People are willing to pay for premium services on their own accord.
If you are in the self-pay specialties of refractive surgery, aesthetics, or cosmetic dentistry, you’ve probably seen a nice uptick in business since the early days of the pandemic. It’s been fairly easy to connect the dots between consumers who have more time and money to spend on self-improvement — especially when other ways of spending disposable income have been muted.
I was struck by a recent article in Inc. that codifies the bigger picture about consumers that’s been identified by Delta Air Lines and how it applies to almost every business seeking to attract the attention of premium-seeking consumers (and their disposable income).
In a recent earnings call, the airline announced its first quarterly profit since the pandemic, and executives acknowledged that business-class revenue (which is far more profitable than coach) has suffered. This is something you’d expect, especially given that corporate business travel is significantly down with tools like Zoom at our disposal.
But what is attention-getting is the emergence of customers willing to pay for premium services … without a corporate employer paying on their behalf. They see this as a structural change in their business, as noted by their CEO Ed Bastian:
“Consumers are looking at travel differently, and they’re looking at a lot of things differently in a post-pandemic world. And the quality of their provider, the care in which their provider takes to them, it doesn’t matter whether you’re an airline or a hotel or a restaurant, whatever you are, is continuing going to drive preference and drive influence at a higher level than ever before.”
You need to pay attention to what he’s saying: the pandemic has changed the way people think about spending. He could have been talking about a medical provider just as easily as he was someone in the three other industries mentioned.
A point I’ve been making for a long time is that people are willing to spend the money. They just need to be shown the value they are receiving in ways that are meaningful to them, not just you.
This change in thinking coincides with the shift we are seeing in employment. We’ve all heard about people quitting their jobs en masse — different than what we’ve seen before. What is just now emerging, and referenced in the Inc. article, is that a third of these people left to start their own businesses. I interpret this as a large-scale effort by individuals to gain more control in their lives — starting with how they generate income.
This desire for greater control extends into healthcare, which has devolved to the point where the money spent on premiums and deductibles rivals and often exceeds what patients pay directly for services.
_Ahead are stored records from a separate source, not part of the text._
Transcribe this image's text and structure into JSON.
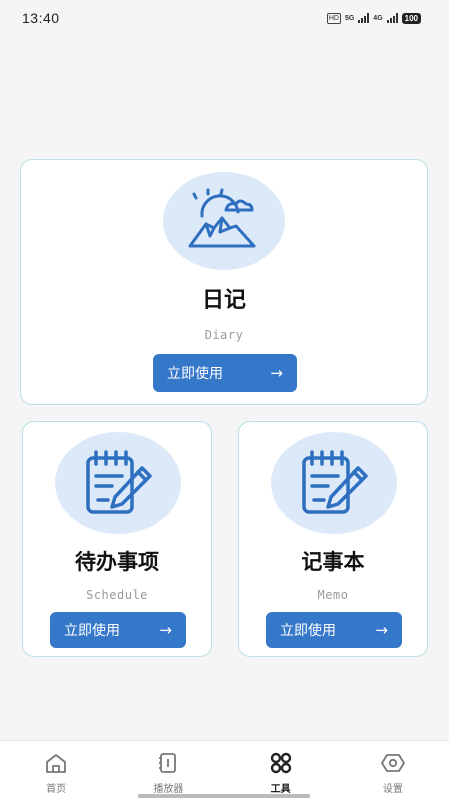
{
  "status_bar": {
    "time": "13:40",
    "hd_label": "HD",
    "net1": "5G",
    "net2": "4G",
    "battery": "100"
  },
  "cards": {
    "diary": {
      "title": "日记",
      "subtitle": "Diary",
      "button_label": "立即使用",
      "icon": "mountain-sun-icon"
    },
    "schedule": {
      "title": "待办事项",
      "subtitle": "Schedule",
      "button_label": "立即使用",
      "icon": "notepad-pencil-icon"
    },
    "memo": {
      "title": "记事本",
      "subtitle": "Memo",
      "button_label": "立即使用",
      "icon": "notepad-pencil-icon"
    }
  },
  "tab_bar": {
    "items": [
      {
        "label": "首页",
        "icon": "home-icon",
        "active": false
      },
      {
        "label": "播放器",
        "icon": "player-icon",
        "active": false
      },
      {
        "label": "工具",
        "icon": "tools-icon",
        "active": true
      },
      {
        "label": "设置",
        "icon": "settings-icon",
        "active": false
      }
    ]
  },
  "colors": {
    "accent": "#3577c9",
    "icon_bg": "#dbe9f9",
    "card_border": "#b9dfe8",
    "page_bg": "#f5f5f5"
  }
}
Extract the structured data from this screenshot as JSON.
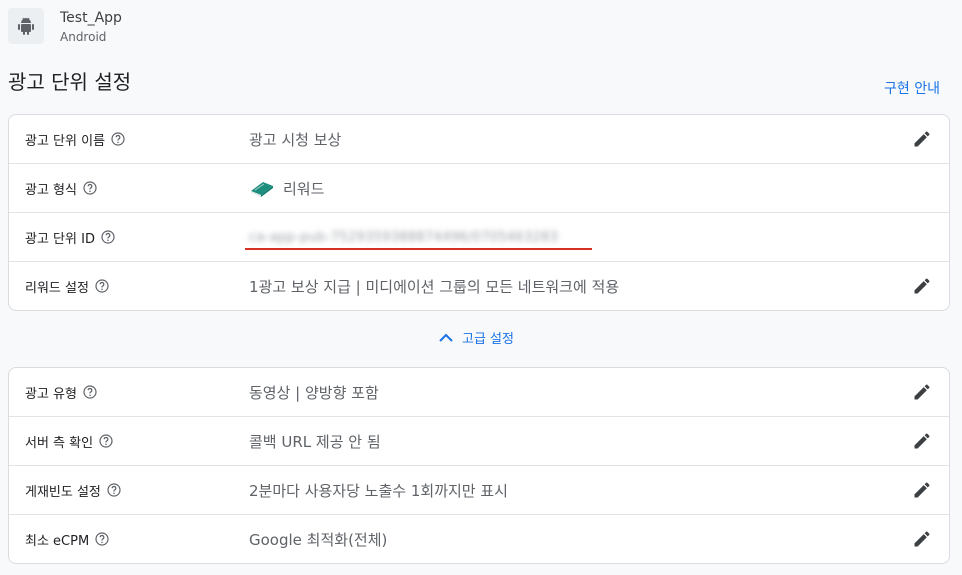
{
  "app": {
    "name": "Test_App",
    "platform": "Android",
    "icon": "android-icon"
  },
  "page": {
    "title": "광고 단위 설정",
    "impl_guide_link": "구현 안내"
  },
  "basic_settings": {
    "ad_unit_name": {
      "label": "광고 단위 이름",
      "value": "광고 시청 보상"
    },
    "ad_format": {
      "label": "광고 형식",
      "value": "리워드",
      "icon": "reward-book-icon"
    },
    "ad_unit_id": {
      "label": "광고 단위 ID",
      "value": "ca-app-pub-7529359388874496/0705463283"
    },
    "reward_settings": {
      "label": "리워드 설정",
      "value": "1광고 보상 지급 | 미디에이션 그룹의 모든 네트워크에 적용"
    }
  },
  "advanced_toggle": {
    "label": "고급 설정",
    "icon": "chevron-up-icon"
  },
  "advanced_settings": {
    "ad_type": {
      "label": "광고 유형",
      "value": "동영상 | 양방향 포함"
    },
    "server_verification": {
      "label": "서버 측 확인",
      "value": "콜백 URL 제공 안 됨"
    },
    "frequency_cap": {
      "label": "게재빈도 설정",
      "value": "2분마다 사용자당 노출수 1회까지만 표시"
    },
    "min_ecpm": {
      "label": "최소 eCPM",
      "value": "Google 최적화(전체)"
    }
  },
  "colors": {
    "accent": "#1a73e8",
    "underline": "#d93025",
    "text_secondary": "#5f6368"
  }
}
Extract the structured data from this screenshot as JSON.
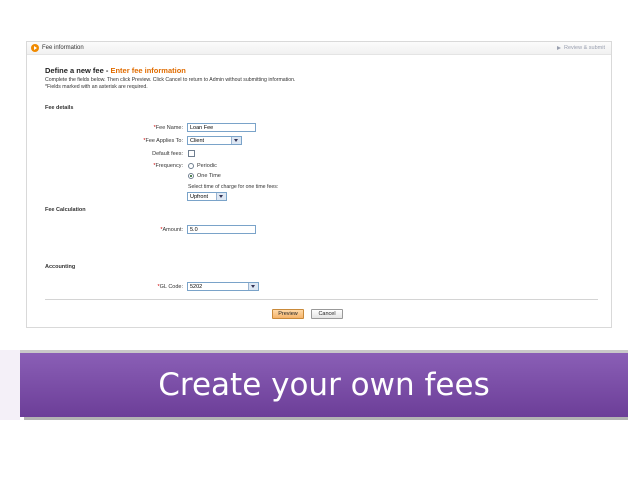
{
  "topbar": {
    "title": "Fee information",
    "step": "Review & submit"
  },
  "heading": {
    "main": "Define a new fee - ",
    "sub": "Enter fee information"
  },
  "intro": {
    "line1": "Complete the fields below. Then click Preview. Click Cancel to return to Admin without submitting information.",
    "line2": "*Fields marked with an asterisk are required."
  },
  "sections": {
    "fee_details": "Fee details",
    "fee_calculation": "Fee Calculation",
    "accounting": "Accounting"
  },
  "fields": {
    "fee_name": {
      "required": "*",
      "label": "Fee Name:",
      "value": "Loan Fee"
    },
    "applies_to": {
      "required": "*",
      "label": "Fee Applies To:",
      "value": "Client"
    },
    "default_fees": {
      "label": "Default fees:",
      "checked": false
    },
    "frequency": {
      "required": "*",
      "label": "Frequency:",
      "options": [
        "Periodic",
        "One Time"
      ],
      "selected": "One Time",
      "hint": "Select time of charge for one time fees:",
      "time_value": "Upfront"
    },
    "amount": {
      "required": "*",
      "label": "Amount:",
      "value": "5.0"
    },
    "gl_code": {
      "required": "*",
      "label": "GL Code:",
      "value": "5202"
    }
  },
  "buttons": {
    "preview": "Preview",
    "cancel": "Cancel"
  },
  "banner": {
    "text": "Create your own fees"
  },
  "colors": {
    "accent": "#e06c00",
    "banner": "#7a4ca8"
  }
}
Like the situation with travelers now choosing to pay for their own business-class travel rather than depend on their corporate employers, healthcare consumers are similarly taking matters into their own hands.
The question is: are you ready for this tectonic shift in thinking?
Is your practice PX-friendly and PX-savvy to the point where patients are choosing you because of a reputation that exceeds clinical skill and outcome (which can be matched by others for the most part)?
Specifically, what are you doing to attract this emerging consumer? Expanded hours, special access to the doctor, add-on services included in the fee — just several examples of what you need to be considering so that this uptick in business is a long-term trend rather than a short-term blip in the demand for elective services.